[3] Among these, we should certainly mention the role played by the European Union, the administrative and electoral reforms of the ‘90s, the law reforming social services in 2000, and lastly the reform of Section V of the Constitution in 2001, which redefined the relationships between the State, regional governments and local authorities.

[4] Two EU funds play their part here: the ERDF (European Regional Development Fund) and the ESF (European Social Fund).

[5] The NEET population is made up of young people between 15 and 29 who do not work, do not study and do not attend regional training courses of over six months. In Italy in 2009, the number of NEETs was 2,043,615 (56.5% females, 43.5% males), which in percentage terms is 21.2% of the population in question. The south of Italy gives an average value of around 30%, compared to 14.3% in the northern regions and 16.1% in the central ones (Italia Lavoro Spa, 2011).

[6] A basso is a small dwelling made up of one or two rooms on the ground floor or basement, usually facing onto the street. Historically, they have constituted a relatively accessible housing solution for poor Neapolitans, given the low quality of the constructions and the limited amount of floor space provided. Today, within the Quartieri Spagnoli there are still around 900 bassi in use as dwellings, deposits, garages or craft workshops, or as more than one of these (Laino, 2001).

[7] Over the years, the Associazione Quartieri Spagnoli and the ‘Maestri di Strada’ Association, along with the Chance Project, have worked in the Quartieri Spagnoli as well as other problematic Neapolitan neighbourhoods to carry out experimental integration projects, bridging the gaps between technical schooling and the professional training system (O.F.I.), as well as European projects such as Equal and Leonardo (Rossi-Doria and Pirozzi, 2010).

[8] The public financing imposes strict access criteria through public call, and is aimed at young people (16-18 years old) who have completed compulsory education, affected by elements of multiple deprivation, not following a school career or vocational training. The private financing aimed more broadly at early school-leavers (even those who have not completed compulsory education) affected by elements of multiple deprivation.

[9] The AQS in fact manages a database of various kinds of information on the young adults entrusted to it.

[10] An attendance fee of €12 per day is paid to beneficiaries, while the company receives €8 per day for its tutoring activities.

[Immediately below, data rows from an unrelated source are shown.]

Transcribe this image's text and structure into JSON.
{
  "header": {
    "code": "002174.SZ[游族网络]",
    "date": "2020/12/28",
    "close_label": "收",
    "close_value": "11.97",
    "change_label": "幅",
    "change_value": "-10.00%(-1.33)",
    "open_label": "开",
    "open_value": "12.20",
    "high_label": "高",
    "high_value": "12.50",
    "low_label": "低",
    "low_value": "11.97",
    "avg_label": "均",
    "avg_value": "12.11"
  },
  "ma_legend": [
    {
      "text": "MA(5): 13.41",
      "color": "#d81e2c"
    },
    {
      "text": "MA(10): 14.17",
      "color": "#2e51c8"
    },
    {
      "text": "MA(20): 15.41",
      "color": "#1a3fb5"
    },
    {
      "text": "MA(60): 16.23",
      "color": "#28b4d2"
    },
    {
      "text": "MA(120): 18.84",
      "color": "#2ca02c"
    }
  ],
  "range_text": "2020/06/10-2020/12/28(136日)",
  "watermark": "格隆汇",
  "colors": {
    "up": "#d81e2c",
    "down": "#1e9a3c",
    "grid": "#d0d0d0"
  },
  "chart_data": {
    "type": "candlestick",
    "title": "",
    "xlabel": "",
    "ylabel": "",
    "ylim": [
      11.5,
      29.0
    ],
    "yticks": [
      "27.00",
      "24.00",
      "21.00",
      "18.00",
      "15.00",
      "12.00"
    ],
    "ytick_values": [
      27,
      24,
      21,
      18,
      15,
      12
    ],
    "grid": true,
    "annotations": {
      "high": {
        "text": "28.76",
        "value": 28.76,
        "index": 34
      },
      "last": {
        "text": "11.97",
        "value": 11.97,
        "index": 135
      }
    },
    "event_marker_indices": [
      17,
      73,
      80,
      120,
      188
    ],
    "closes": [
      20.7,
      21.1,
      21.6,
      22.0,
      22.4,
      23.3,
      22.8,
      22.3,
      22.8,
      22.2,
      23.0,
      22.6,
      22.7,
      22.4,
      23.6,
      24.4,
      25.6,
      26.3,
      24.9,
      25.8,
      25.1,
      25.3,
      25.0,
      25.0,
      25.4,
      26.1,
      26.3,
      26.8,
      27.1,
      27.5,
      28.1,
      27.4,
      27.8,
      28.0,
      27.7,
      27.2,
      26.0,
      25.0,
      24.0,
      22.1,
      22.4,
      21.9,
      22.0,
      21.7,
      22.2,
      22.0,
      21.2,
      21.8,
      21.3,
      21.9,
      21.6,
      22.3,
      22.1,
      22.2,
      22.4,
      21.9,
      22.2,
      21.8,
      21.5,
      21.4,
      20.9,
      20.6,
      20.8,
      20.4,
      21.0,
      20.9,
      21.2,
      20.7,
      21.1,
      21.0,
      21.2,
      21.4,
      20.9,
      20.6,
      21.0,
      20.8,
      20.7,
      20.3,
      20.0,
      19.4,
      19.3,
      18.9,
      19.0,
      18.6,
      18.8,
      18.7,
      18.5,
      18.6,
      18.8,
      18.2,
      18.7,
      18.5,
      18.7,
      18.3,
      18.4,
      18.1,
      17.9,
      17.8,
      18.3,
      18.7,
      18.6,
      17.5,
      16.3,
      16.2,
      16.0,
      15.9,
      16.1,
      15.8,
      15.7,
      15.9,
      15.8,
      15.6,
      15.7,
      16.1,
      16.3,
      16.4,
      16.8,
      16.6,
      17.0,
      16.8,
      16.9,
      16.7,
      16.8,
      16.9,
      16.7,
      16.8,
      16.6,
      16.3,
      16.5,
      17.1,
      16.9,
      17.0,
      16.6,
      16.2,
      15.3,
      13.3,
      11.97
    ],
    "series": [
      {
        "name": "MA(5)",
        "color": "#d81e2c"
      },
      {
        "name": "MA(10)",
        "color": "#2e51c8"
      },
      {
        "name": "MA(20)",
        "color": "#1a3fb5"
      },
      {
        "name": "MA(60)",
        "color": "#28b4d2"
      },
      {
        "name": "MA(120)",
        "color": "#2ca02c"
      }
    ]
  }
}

[11] There were four social workers that the AQS could rely on at the end of this research report, and in past editions of the project there were never more than six.

[12] SW: social worker; Y: young adult; PD: programme developer; CT: company tutor. The number indicates the interview.